Although it wouldn’t provide us with the same surprises, our stop at the white temple the following day on our way back to Chiang Mai was equally as memorable. Having visited incredible temples all over the world before, we’d been fortunately spoiled by unforgettable beauty. Still, nothing could compare to the originality of the white temple. Completely made of white stucco and decorated with small pieces of mirror, the stunningly gorgeous temple glistened proudly in the sunlight. Not a single spectator could argue its brilliance, nor look upon it without awe. Sculptures of tortured faces, both animal and human, lined the front entrance.

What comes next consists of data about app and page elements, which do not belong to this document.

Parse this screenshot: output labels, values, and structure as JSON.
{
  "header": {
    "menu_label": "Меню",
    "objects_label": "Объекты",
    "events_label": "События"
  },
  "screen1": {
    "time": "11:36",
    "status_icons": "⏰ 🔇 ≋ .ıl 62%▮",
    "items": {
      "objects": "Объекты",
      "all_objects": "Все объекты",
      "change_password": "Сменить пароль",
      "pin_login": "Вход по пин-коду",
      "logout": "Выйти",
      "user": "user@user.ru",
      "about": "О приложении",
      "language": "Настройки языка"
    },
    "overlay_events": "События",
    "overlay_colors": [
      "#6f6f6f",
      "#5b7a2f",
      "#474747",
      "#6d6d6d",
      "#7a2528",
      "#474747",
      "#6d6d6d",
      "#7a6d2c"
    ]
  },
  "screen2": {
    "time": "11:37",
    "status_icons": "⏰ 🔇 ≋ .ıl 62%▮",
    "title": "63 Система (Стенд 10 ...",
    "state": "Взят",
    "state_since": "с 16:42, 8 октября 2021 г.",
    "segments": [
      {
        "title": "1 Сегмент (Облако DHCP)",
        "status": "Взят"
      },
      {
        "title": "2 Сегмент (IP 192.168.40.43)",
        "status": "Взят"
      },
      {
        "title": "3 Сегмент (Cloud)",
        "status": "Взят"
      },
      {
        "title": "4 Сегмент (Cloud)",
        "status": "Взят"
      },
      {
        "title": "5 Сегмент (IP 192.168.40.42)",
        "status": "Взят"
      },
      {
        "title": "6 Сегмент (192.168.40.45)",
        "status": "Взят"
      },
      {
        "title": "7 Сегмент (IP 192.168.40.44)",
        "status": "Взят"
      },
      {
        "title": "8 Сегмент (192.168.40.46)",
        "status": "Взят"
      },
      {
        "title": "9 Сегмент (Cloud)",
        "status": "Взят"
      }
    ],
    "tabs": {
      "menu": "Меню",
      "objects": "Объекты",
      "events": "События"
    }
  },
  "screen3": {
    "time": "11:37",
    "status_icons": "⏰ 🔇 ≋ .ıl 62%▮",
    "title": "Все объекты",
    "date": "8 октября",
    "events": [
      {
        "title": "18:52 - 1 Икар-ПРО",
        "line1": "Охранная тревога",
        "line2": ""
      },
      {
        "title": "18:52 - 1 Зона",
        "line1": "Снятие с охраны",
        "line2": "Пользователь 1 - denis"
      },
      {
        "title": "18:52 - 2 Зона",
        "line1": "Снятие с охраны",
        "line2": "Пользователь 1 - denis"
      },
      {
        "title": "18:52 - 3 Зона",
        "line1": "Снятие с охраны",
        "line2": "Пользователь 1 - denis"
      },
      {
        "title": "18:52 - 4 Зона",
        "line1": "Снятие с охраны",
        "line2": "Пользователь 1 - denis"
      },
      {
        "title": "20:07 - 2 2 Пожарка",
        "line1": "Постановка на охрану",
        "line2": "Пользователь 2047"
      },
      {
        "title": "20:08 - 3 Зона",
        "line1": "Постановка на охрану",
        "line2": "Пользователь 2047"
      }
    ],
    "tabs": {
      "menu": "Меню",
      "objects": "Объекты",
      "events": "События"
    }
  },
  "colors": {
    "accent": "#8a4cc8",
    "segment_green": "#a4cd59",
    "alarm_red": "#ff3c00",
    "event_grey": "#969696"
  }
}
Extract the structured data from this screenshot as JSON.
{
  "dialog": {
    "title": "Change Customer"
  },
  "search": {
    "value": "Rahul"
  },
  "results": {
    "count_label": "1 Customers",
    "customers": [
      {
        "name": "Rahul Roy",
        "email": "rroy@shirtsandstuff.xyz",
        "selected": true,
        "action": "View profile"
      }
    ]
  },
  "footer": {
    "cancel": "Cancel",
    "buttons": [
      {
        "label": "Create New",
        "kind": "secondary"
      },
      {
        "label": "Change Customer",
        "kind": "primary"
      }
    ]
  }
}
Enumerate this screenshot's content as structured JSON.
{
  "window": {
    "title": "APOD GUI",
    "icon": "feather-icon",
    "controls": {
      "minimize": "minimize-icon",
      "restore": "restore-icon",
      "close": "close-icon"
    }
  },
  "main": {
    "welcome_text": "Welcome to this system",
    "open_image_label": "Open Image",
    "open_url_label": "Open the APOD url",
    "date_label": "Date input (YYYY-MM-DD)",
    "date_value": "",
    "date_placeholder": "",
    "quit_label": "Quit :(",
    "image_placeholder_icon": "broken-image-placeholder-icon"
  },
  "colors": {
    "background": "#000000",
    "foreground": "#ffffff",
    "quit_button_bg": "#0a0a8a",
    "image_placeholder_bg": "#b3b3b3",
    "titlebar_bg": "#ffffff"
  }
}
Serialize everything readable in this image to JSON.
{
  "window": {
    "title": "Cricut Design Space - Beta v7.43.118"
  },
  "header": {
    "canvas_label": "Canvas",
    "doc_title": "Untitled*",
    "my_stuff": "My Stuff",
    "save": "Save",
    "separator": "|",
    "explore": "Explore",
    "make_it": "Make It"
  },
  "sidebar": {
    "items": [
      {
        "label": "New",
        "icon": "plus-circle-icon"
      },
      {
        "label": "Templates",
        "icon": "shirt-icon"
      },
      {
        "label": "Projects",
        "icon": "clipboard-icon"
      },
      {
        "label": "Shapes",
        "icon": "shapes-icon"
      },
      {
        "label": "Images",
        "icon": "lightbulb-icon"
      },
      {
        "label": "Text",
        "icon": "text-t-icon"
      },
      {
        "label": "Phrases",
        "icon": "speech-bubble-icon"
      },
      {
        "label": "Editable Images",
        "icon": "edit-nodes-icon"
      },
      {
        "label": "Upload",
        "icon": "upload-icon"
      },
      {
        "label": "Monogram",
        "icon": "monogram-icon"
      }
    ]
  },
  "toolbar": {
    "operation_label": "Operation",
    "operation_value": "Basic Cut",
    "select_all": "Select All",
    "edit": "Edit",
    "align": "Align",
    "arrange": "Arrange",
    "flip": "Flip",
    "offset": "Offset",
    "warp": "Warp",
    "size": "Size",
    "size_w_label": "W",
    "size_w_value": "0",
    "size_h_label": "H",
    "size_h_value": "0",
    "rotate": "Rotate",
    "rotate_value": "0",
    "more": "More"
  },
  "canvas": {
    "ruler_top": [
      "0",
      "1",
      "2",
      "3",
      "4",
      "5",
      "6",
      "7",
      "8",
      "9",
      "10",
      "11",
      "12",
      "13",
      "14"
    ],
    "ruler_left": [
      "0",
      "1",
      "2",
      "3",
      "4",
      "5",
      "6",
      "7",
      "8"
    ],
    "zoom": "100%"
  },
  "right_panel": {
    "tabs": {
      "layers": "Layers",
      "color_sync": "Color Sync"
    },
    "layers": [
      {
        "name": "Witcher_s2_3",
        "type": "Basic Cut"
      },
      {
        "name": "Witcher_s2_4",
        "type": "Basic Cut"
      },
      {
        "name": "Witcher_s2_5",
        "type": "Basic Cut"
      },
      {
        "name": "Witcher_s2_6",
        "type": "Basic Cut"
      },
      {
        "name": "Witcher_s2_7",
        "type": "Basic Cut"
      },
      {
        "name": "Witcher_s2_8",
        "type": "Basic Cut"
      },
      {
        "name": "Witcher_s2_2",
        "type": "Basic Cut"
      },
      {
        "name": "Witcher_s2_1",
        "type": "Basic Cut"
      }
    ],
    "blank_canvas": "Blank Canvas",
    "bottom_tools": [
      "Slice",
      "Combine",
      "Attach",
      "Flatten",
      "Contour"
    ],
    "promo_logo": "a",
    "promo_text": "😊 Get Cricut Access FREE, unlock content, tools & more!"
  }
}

A sea of white hands stretched out from the underworld on each side of the narrow bridge leading to the main staircase. Inspiringly unique designs highlighted various points of the artwork, prompting an endless amount of camera clicks, presses on selfie sticks and slowly rotating go-pros attempting to retain the moment for years to come. We may have been initially disappointed upon arrival to learn we were unable to enter to temple that day, but after witnessing the volume of tourists flooding through the gates, we quickly realized we had chosen the perfect day. Only by not allowing tourists inside the temple could we attempt to document its magnificent presence without battling eager participants fighting for the same pictures. How fortunate we had been, though our good fortune wouldn’t last forever.
The woman running the guesthouse we stayed at during our single night in Chiang Rai recommended an alternate route for our return, which would add an extra hour onto our journey but allow us the ability to enjoy our ride through winding mountain roads lacking the amount of traffic the highway would no doubt once again be accommodating. Curve after curve we grew more and more grateful for her recommendation, verbalizing how happy and grateful we were to feel the freedom of the open air around us. It wouldn’t be until a couple hours into our leisurely ride we would realize how rare it truly was for us to complete an extended motorbike trip without issue.
We emerged from the cool mountain air to a clearing home to a small village about ten kilometers from the next major town. As the rear end of the bike began to sway and my lack of control increased, an unsettling familiarity began to grow. Within seconds we both knew, we had blown our rear tire. I slowed cautiously to the side of the road, each of us hopping off the seat and inspecting the tire, hoping we had made an incorrect assessment. My thumb and index finger pressed the walls of the tire in with little effort, leaving no need for further confirmation. Only one word could appropriately describe the overall dilemma of our situation as we looked around us and noticed only a few run down, wooden homes surrounded by rolling hills of vegetation. Fuck. With no other option, I began pushing the bike down the road about twenty minutes until finding a fairly busy intersection.
Each small empty pickup truck I saw drive by was an opportunity to flag down a local willing to help, but my efforts were futile. Only as I began pushing the bike once again and my beautiful blonde haired, blue-eyed woman waved to the next truck would we find our savior. We hoisted the light bike into the bed before Jessie and I hoped in and sat to the side of it, grinning at one another and chuckling slightly as we rode to the nearest shop capable of fixing our problem. It wasn’t the first time we had been rescued the same way, and rest-assured…it won’t be the last.